WHAT YOU NEED TO DO:
A word-for-word restatement of the listing is the only acceptable answer.

INPUT RECORDS:
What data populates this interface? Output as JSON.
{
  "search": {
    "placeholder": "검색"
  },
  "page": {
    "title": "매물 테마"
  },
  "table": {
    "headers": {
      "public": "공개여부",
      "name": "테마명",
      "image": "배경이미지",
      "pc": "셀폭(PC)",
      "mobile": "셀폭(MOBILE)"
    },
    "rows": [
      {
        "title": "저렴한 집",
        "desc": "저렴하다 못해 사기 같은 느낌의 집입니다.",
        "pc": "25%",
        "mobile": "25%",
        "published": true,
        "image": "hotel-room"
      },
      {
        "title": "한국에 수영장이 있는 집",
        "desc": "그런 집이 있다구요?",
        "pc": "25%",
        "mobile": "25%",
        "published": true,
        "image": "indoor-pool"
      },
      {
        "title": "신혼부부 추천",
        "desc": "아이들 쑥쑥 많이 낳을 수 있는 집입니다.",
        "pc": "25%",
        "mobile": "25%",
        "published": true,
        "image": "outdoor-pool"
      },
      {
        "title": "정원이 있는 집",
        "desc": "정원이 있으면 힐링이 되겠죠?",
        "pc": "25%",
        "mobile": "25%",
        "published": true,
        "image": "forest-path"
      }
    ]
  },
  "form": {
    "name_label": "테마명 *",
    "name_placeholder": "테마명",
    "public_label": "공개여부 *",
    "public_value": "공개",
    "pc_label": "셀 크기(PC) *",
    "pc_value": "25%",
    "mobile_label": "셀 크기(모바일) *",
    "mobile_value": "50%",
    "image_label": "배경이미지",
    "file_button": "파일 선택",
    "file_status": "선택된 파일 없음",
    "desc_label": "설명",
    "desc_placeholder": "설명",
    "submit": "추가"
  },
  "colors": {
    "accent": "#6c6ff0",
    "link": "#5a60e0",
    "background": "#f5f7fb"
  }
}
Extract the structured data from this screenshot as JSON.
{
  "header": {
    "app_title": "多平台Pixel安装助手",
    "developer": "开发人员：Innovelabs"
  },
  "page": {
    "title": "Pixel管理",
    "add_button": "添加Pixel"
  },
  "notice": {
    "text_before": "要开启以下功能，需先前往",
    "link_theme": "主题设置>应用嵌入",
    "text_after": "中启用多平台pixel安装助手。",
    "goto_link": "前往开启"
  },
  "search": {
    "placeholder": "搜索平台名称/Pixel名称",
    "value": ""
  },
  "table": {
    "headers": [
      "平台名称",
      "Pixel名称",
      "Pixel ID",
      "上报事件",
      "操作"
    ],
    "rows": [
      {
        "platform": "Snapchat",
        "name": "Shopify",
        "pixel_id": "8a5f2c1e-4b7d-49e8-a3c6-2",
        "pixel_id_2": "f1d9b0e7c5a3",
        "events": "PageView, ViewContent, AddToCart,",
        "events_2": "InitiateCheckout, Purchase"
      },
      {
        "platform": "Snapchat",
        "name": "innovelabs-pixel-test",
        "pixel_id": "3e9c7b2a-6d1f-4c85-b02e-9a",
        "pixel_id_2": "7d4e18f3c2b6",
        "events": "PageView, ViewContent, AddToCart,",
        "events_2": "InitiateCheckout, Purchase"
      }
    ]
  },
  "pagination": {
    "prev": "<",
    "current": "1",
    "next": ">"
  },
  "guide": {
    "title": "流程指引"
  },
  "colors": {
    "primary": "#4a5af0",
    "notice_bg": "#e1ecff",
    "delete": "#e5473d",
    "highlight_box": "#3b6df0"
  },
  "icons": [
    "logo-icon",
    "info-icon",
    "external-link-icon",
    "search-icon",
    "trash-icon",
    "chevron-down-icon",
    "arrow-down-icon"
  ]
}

COMPLETED EXERCISE:
What data populates this interface? Output as JSON.
{
  "search": {
    "placeholder": "검색"
  },
  "page": {
    "title": "매물 테마"
  },
  "table": {
    "headers": {
      "public": "공개여부",
      "name": "테마명",
      "image": "배경이미지",
      "pc": "셀폭(PC)",
      "mobile": "셀폭(MOBILE)"
    },
    "rows": [
      {
        "title": "저렴한 집",
        "desc": "저렴하다 못해 사기 같은 느낌의 집입니다.",
        "pc": "25%",
        "mobile": "25%",
        "published": true,
        "image": "hotel-room"
      },
      {
        "title": "한국에 수영장이 있는 집",
        "desc": "그런 집이 있다구요?",
        "pc": "25%",
        "mobile": "25%",
        "published": true,
        "image": "indoor-pool"
      },
      {
        "title": "신혼부부 추천",
        "desc": "아이들 쑥쑥 많이 낳을 수 있는 집입니다.",
        "pc": "25%",
        "mobile": "25%",
        "published": true,
        "image": "outdoor-pool"
      },
      {
        "title": "정원이 있는 집",
        "desc": "정원이 있으면 힐링이 되겠죠?",
        "pc": "25%",
        "mobile": "25%",
        "published": true,
        "image": "forest-path"
      }
    ]
  },
  "form": {
    "name_label": "테마명 *",
    "name_placeholder": "테마명",
    "public_label": "공개여부 *",
    "public_value": "공개",
    "pc_label": "셀 크기(PC) *",
    "pc_value": "25%",
    "mobile_label": "셀 크기(모바일) *",
    "mobile_value": "50%",
    "image_label": "배경이미지",
    "file_button": "파일 선택",
    "file_status": "선택된 파일 없음",
    "desc_label": "설명",
    "desc_placeholder": "설명",
    "submit": "추가"
  },
  "colors": {
    "accent": "#6c6ff0",
    "link": "#5a60e0",
    "background": "#f5f7fb"
  }
}
Extract the structured data from this screenshot as JSON.
{
  "header": {
    "app_title": "多平台Pixel安装助手",
    "developer": "开发人员：Innovelabs"
  },
  "page": {
    "title": "Pixel管理",
    "add_button": "添加Pixel"
  },
  "notice": {
    "text_before": "要开启以下功能，需先前往",
    "link_theme": "主题设置>应用嵌入",
    "text_after": "中启用多平台pixel安装助手。",
    "goto_link": "前往开启"
  },
  "search": {
    "placeholder": "搜索平台名称/Pixel名称",
    "value": ""
  },
  "table": {
    "headers": [
      "平台名称",
      "Pixel名称",
      "Pixel ID",
      "上报事件",
      "操作"
    ],
    "rows": [
      {
        "platform": "Snapchat",
        "name": "Shopify",
        "pixel_id": "8a5f2c1e-4b7d-49e8-a3c6-2",
        "pixel_id_2": "f1d9b0e7c5a3",
        "events": "PageView, ViewContent, AddToCart,",
        "events_2": "InitiateCheckout, Purchase"
      },
      {
        "platform": "Snapchat",
        "name": "innovelabs-pixel-test",
        "pixel_id": "3e9c7b2a-6d1f-4c85-b02e-9a",
        "pixel_id_2": "7d4e18f3c2b6",
        "events": "PageView, ViewContent, AddToCart,",
        "events_2": "InitiateCheckout, Purchase"
      }
    ]
  },
  "pagination": {
    "prev": "<",
    "current": "1",
    "next": ">"
  },
  "guide": {
    "title": "流程指引"
  },
  "colors": {
    "primary": "#4a5af0",
    "notice_bg": "#e1ecff",
    "delete": "#e5473d",
    "highlight_box": "#3b6df0"
  },
  "icons": [
    "logo-icon",
    "info-icon",
    "external-link-icon",
    "search-icon",
    "trash-icon",
    "chevron-down-icon",
    "arrow-down-icon"
  ]
}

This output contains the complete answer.